Dear Cassandra

My dearest Cassandra:

I trust by now you are become Revivified, and it remains only for me to find where you currently Reside. I shall furnish the Details of my own climb from the casket if you are in want of them, but suffice it to say for now that all of me made it Unharmed sav’d my right Arm. While I awaited a deft Tailor, I was eager to catch up on the news of the world, beginning of course with my own.

Imagine my astonishment to discover that my books are still read! But then, imagine my Chagrin to discover that the one selling the most copies at that moment was not my own, but a Contrivance of my book filled with . . . zombies. I thought the world did not know about our growing Secret Society!

It left me laughing with all my might, as I turned pages with my left Hand, and read my own Characters fighting against what We have become; Miss Burney here at my shoulder begs me ask if you have any better Notion than we who might be Reviving authors, and for what purpose, evil or no.

To resume: I was laughing, though I must take care. It won’t do to scatter Teeth into the tea cups. One has to mind one’s extremities until one is Accustom’d. As for Pride & Prejudice & Zombies, Mr. Dickens points out that it hardly seems fair that Mr. Grahame-Smith put fewer words in than I did, yet he gains all the Reward. As for me, I forgave all when I read about the Bennet girls and Mrs. Bennet dancing about as warriors from exotic Lands, but we all agree that Mrs. Bennet was a poor choice for Warrior. It should have been Lady Catherine.

I have not much to say about Sense & Sensibility & Seamonsters, as I did not recognize any of my characters in it, tho’ the names were all there. Mr. Winters invok’d a terrifying maritime world; Miss Emily Bronte favours that book above all for its horrific Atmosphere, but I am more Disinclined than ever to venture onto theAtlantean Billows, unless someone can faithfully Promise that Krakens are civilized enough to offer Tea.

I was far more amused at the outcry against Mr. Campan’s turning of Jane into James with James Fairfax. Pray, what do these readers think Mr. Thomas Bertram was doing when he was away instead of attending to business at Home? Do they not comprehend Mary Crawford’s jape about Rears & Vices? My own affront was at how my own words were slyly adjusted for the modern eye, but I forgave Mr. Campan his Presumption, for his Mr. Elton was far more interesting than mine, and the mistaken Scenes with him and Harriet Smith and Emma were amusing to a heightened Degree  with the added Misunderstandings.
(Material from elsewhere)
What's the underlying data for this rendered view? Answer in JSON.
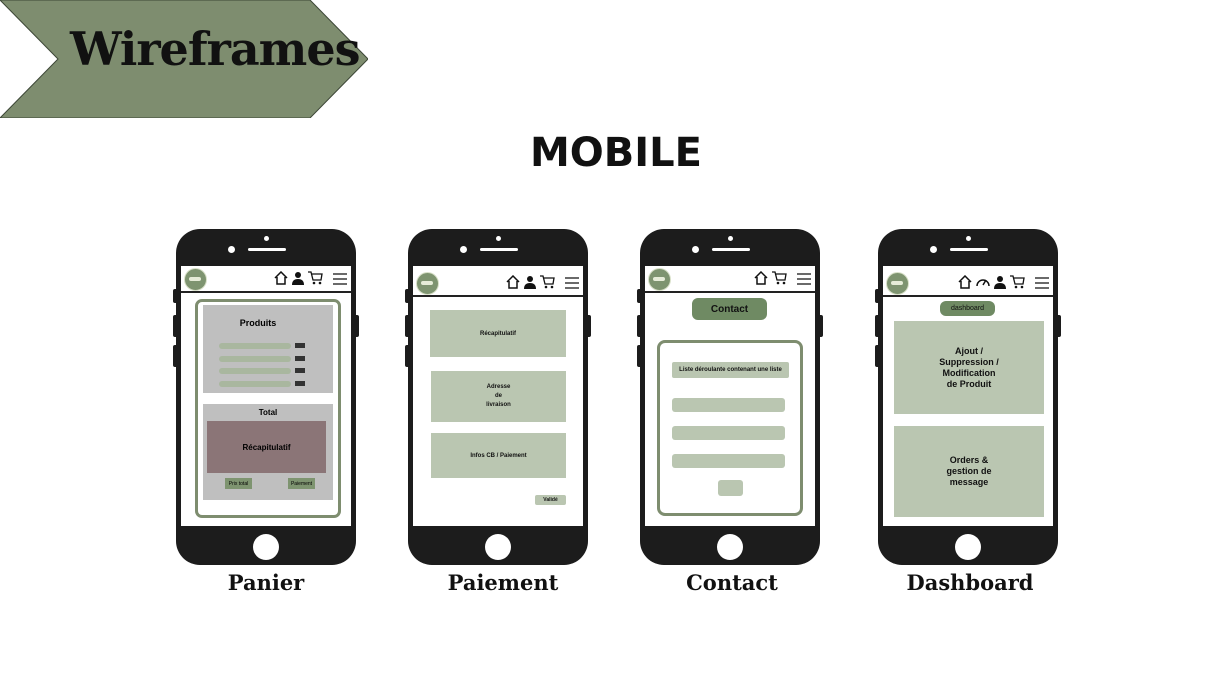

Mrs. Birchall’s view of my Darcys and Bennets and Collinses is far the best of the many versions of my world that I have seen yet (and Cassandra, I have not seen them all, you will be astonished to Discover) in her Mrs. Darcy’s Dilemma, though I do not believe Miss Darcy would have lost her wits as well as her upbringing in running to London in that way.

My favorite of all is the one with the longest title, Mansfield Park and Mummies: Monster Mayhem, Matrimony, Ancient Curses, True Love, and Other Dire Delights; we read that one aloud by Turns. Captain Marryat spit up a pancreas at one of Lady Bertram’s Antics, causing a disagreeable Commotion; for some reason I cannot fathom, that odd fellow, another Captain called Lawrence, whose exploits in Arabia I understand were fam’d a century ago, got into a brangle, and when I say that fists were Flying, you will understand that we all had to help pick them Up.

My Letter has got Long, and I do not wish to work my Fingers to the Bone. You will discover how annoying it is to fix them. So I will await your arrival Impatiently, for though it is mostly Authors here, family members have been arriving—those who have the wit, and the Brains, to motivate the journey.

Let me end with one last literary observation, that of the novels representing Myself, the most fun to be had was Mr. Ford’s Jane Bites Back, which presents me as a vampire! My only quarrel is with Lord Byron seeming to be in love with me, when he has scarcely paid me any but polite attention. He and dear Mr. Keats are often on the hillside, declaiming to the clouds with Mr. Milton.

Your loving sister—Jane



Dear Cassandra — 8 Comments

  1. In vain have I struggled. It will not do. I appreciate your compliment to the heart; but what has my antediluvian sequel to do with projectile pancreases? It comes from a different age, before Jane Austen’s black-and-white-faced corpse was dug up and dissected, and her rotten stumps spread all over glossy book covers, dropping finger-nail parings like slivers of onion. Slime and gore were not so desirable as being Tidy, and “an artist does nothing slovenly” was what I strove for, not the autopsy, the golem, the mortifying flesh, and the stinking liver. My heroine was Lizzy, not Lizard; my hero Darcy, not Demon. Oh! could I only convert, and shed my prim and matronly skin like a were-writer, I, too, might hope one day to earn twenty-one dollars, and quite likely more.

  2. Helas! I ponder this dilemma, and suspect that the adventures of Mr. Demon and Miss Lizard might be got for those twenty-one dollars. If one’s finger-bones could just be trusted not to rattle like castenets.